 Because, to a large degree, they are - the people employed by these agencies have relatively low turnover, unlike the directors who are appointed fresh by each new administration.
 Not in their rhetoric, of course, but with their actions
I had a "pleasure" to actually dig for some service (online) and after a while I got frustrated by this exact thing - all prices are always hidden, you HAVE TO contact 'sales' department and even if they show some prices upfront there are sooo many hidden costs and obligatory services and taxes that it's virtually impossible to quickly compare services.
In contrast - in majority of the European countries (I think it's an EU thing) all companies are obliged to display complete, total price for customer with all taxes included - this makes life so much easier…
Right now we kinda just have to take people’s word for it.
This transparency is the first step needed to move us toward smarter consumption of care. I don’t see any worthwhile brands getting tarnished by pricing data.
If consumers see a hospital as expensive, they might choose a cheaper hospital that provides the same standard of care without the frills. This is the kind of decision making that will bring down care costs over time and I’m stoked to see this move.
The issue I see though is that all parties that have data are incentivized to keep it to themselves. Many "leading" hospitals actually don't have super great quality compared to other, less well known hospitals. So powerful, well known but low quality hospitals will lose if there's more transparency. They know this, and they're fighting it
Large EMRs will also lose if there is more interoperability. Right now the fact that Epic and Cerner "own" a hospitals data gives them a lot of power. If anyone wants data, they have to go not just through the hospital, but through the EMR duopoly.
Insurers don't want to publish their rates, because they'd face backlash from all around when people realize how much variability there is in how much they pay for the same procedure at different hospitals
As a result, Medicare and Medicaid often pay more than private insurance. In part, that's because their ranges for negotiation are pegged to list prices. And so providers inflate those list prices. And nobody, except for a few clueless patients, actually pays list price.
Anyway, good for Medicare and Medicaid!
Would be great if they were required to provide list, min insurer price, max, and median.
They won't. Having clear, sinple, unambiguous per-procedure price information widely available while quality information (including on induced downstream needs and costs) is less clear will produce strong downward pressure on quality, while also not controlling aggregate cost. That's a pretty clear pattern in human behavior that is often leveraged both as a competitive tactic and to increase total revenue.
This is what people who offer advocacy services to the uninsured do. It's similar to getting comps on real estate, those people have access to billing systems to find out what insurers actually pay and negotiate based on that pricing.
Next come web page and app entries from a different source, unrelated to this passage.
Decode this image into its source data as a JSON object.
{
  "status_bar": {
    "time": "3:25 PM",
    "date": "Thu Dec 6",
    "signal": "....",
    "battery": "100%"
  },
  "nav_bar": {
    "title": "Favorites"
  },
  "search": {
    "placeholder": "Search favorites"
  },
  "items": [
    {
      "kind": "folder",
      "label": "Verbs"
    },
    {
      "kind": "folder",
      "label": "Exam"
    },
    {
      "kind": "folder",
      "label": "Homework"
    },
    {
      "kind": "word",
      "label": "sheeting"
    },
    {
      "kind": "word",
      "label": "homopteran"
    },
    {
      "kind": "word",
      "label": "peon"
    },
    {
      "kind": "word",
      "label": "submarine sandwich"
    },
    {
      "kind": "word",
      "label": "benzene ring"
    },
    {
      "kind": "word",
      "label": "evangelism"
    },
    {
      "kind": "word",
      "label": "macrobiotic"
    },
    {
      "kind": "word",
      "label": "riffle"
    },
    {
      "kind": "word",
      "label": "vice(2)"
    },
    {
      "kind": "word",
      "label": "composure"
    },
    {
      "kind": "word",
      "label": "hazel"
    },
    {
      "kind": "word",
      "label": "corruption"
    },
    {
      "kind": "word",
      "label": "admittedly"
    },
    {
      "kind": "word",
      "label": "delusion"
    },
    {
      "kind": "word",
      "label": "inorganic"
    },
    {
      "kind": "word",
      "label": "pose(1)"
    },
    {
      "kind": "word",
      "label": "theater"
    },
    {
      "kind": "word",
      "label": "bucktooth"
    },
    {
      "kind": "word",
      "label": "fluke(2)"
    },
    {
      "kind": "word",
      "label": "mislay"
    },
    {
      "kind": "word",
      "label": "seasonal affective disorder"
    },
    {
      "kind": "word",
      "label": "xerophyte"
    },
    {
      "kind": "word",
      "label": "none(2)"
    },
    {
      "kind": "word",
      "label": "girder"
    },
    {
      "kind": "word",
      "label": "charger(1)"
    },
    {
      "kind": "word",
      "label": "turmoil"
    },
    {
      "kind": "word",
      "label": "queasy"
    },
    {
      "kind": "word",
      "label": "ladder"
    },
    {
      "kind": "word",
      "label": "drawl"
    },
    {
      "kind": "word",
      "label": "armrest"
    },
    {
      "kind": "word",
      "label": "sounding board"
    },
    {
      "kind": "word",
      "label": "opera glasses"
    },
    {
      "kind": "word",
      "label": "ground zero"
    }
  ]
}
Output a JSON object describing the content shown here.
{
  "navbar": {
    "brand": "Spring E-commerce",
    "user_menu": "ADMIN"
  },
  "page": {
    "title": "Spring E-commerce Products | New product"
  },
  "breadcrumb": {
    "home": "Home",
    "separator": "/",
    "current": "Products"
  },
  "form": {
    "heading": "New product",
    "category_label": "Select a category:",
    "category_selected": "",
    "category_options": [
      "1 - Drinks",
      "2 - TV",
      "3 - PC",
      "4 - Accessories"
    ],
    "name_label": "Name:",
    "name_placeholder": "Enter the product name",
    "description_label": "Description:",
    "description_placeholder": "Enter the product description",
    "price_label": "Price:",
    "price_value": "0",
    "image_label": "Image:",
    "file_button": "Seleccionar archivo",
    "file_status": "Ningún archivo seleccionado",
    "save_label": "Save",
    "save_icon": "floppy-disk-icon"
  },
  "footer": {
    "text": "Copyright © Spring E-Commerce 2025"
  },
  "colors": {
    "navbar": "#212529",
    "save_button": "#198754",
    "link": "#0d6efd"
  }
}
Pull requests for your local hospitals are welcomed!
I think that fundamentally (or almost fundamentally) clashes with transparency.